┌─ AVAILABLE DATA
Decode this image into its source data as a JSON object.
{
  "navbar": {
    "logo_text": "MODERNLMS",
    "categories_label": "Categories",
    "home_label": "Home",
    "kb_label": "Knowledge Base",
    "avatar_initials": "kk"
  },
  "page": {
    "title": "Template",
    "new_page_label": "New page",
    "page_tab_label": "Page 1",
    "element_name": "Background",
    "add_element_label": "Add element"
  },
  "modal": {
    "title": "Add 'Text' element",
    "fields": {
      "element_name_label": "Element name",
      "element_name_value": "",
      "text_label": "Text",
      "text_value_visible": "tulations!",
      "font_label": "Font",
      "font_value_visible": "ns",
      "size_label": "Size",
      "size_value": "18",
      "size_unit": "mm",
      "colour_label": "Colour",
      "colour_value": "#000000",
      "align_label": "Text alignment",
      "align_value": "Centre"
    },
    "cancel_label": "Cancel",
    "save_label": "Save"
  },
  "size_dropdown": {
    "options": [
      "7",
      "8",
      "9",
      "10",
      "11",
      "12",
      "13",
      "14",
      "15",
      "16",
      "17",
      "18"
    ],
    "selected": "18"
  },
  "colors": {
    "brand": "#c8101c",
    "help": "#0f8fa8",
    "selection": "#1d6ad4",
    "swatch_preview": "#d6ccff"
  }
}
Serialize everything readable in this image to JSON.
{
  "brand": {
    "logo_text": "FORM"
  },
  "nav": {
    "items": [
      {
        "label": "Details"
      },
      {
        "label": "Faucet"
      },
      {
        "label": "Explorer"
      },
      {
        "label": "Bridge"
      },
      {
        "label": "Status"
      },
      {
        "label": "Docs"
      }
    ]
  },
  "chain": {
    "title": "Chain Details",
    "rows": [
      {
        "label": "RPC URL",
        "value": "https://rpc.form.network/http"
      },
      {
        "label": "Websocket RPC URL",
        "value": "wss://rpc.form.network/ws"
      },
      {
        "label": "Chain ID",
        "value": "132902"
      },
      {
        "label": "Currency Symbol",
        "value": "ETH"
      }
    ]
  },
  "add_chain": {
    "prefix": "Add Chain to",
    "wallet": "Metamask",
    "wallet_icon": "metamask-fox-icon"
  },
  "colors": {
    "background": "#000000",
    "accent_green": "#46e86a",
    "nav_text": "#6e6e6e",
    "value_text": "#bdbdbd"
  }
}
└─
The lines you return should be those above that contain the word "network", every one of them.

TASK RESULT:
        "value": "https://rpc.form.network/http"
        "value": "wss://rpc.form.network/ws"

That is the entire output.